The imminent arrival of two big buyers for distressed mortgages — the Treasury Department and Goldman Sachs Group Inc. — is having little or no effect on prices.
If anything, prices for some types of "scratch and dent" loans have continued to fall, market participants said, because the cost of maintaining the assets keeps rising. State and local ordinances restricting foreclosures, and the continued drop in real estate prices in hard-hit states like Florida and California, have made it harder to profit from buying these loans, even at steep discounts.
The government's proposed Troubled Asset Relief Program, unveiled last weekend, would buy up to $700 billion of illiquid assets from financial institutions; the Treasury has said these could include both residential and commercial mortgage-backed securities and whole loans.
This week Goldman converted to a bank holding company, lined up a $5 billion infusion from Warren Buffett's Berkshire Hathaway Inc., and raised another $5 billion through an offering of common shares. A source at the Wall Street firm said Wednesday that it might consider, among many potential investments, buying assets like those on the books of the failed IndyMac Federal Bank. Goldman has the capacity to manage and work out such assets, having bought Litton Loan Services LP last year.
Still, this week "there's been no change in pricing, but I think that's because the plan is so nebulous," said Jon Daurio, the chairman and chief executive of Kondaur Capital Corp., a Santa Ana, Calif., buyer of scratch-and-dent mortgages.

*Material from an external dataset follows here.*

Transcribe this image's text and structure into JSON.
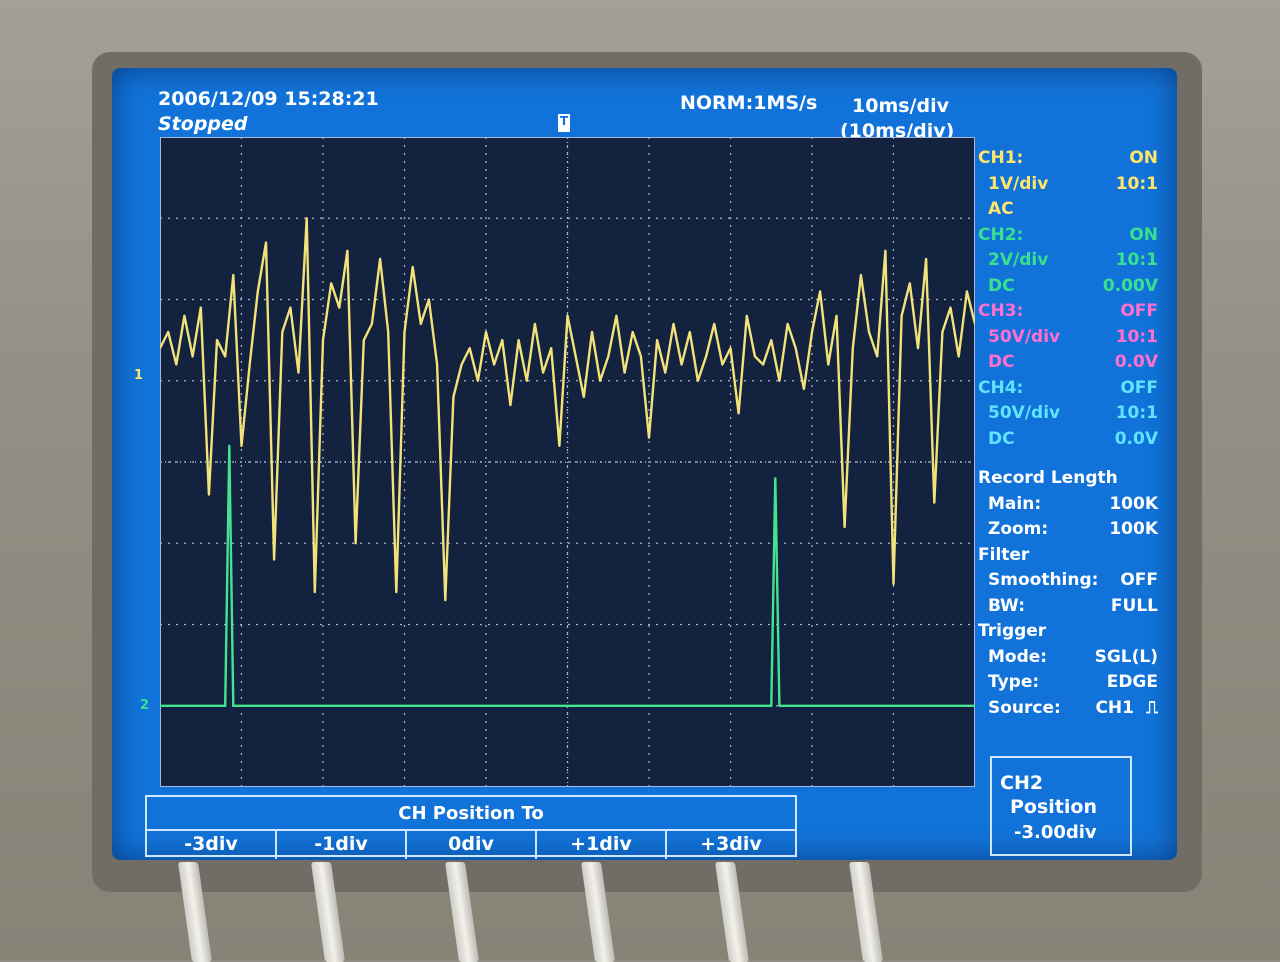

"We're not convinced Treasury will buy whole loans instead of mortgage-backed securities, and we really don't know what effect it would have on the trading of mortgages — it could both increase and decrease discounts," Mr. Daurio said.
Discounts might rise, he said, because before they could sell to the Treasury program assets classified as held-for-investment, banks could have to reclassify them as held-for-sale.
As soon as it became known that such assets were now for sale, the additional supply on the market could depress prices, Mr. Daurio said.
Jim Callahan, the co-founder and executive director of Pentalpha Group, a Greenwich, Conn., advisory firm that specializes in pricing and workouts of distressed loans, said the market for such loans has gone "from no trading to a paltry amount of trading, so you can't say the market is back again."
Terry Couto, a partner in the Tampa office of Newbold Advisors LLC in Bethesda, Md., said the Treasury proposal has had "no impact on prices yet because there's really not a lot of people buying. Most are trying to sell and deleverage.
"The market thinks the whole Paulson $700 billion buyout will ultimately be smaller and the impact will be less effective and won't solve all the problems because we still have the underlying problem of consumers with mortgages they can't afford," Mr. Couto said.
The scratch-and-dent market covers a wide spectrum of mortgages, from performing loans with underwriting glitches to loans that have defaulted. Many investors have been burned because they bought assets from 2005 to 2007 and were unable to sell.
Pricing information is hard to come by and varies depending on the type of loan.
One scratch-and-dent buyer, who spoke on condition of anonymity, said bids for performing loans are trading between 55 and 65 cents on the dollar and that nonperforming first-lien assets are trading at from 35 to 40 cents.
Performing second liens are trading at 6 to 8 cents on the dollar, this buyer said.
"No one really has any idea what it would take for the government to buy these assets," the distressed asset buyer said. "What assets would they buy, and how would they determine the value? And how are they going to service it and dispose of it?"
Mr. Callahan said the government will run into problems valuing the assets.
"Virtually every loan prediction model out there didn't work because, if it worked, we wouldn't be in the situation we're in," he said.
It is also unclear whether the hedge funds and private-equity firms that have been buying these assets would be eligible to sell to the government through the program. At a Senate Banking Committee hearing this week, Treasury Secretary Henry Paulson would make no guarantees. "We want to deal with regulated financial institutions on a broad basis," he said, however.
Mr. Daurio estimated that, with nearly $12 trillion of loans outstanding — half of it in mortgage-backed securities and half in whole loans on bank balance sheets — the Treasury would have a "marginal" impact with just $700 billion of purchases.
"Whatever ultimately gets passed [by Congress] could be so watered-down that it really might not have a dramatic effect," he added.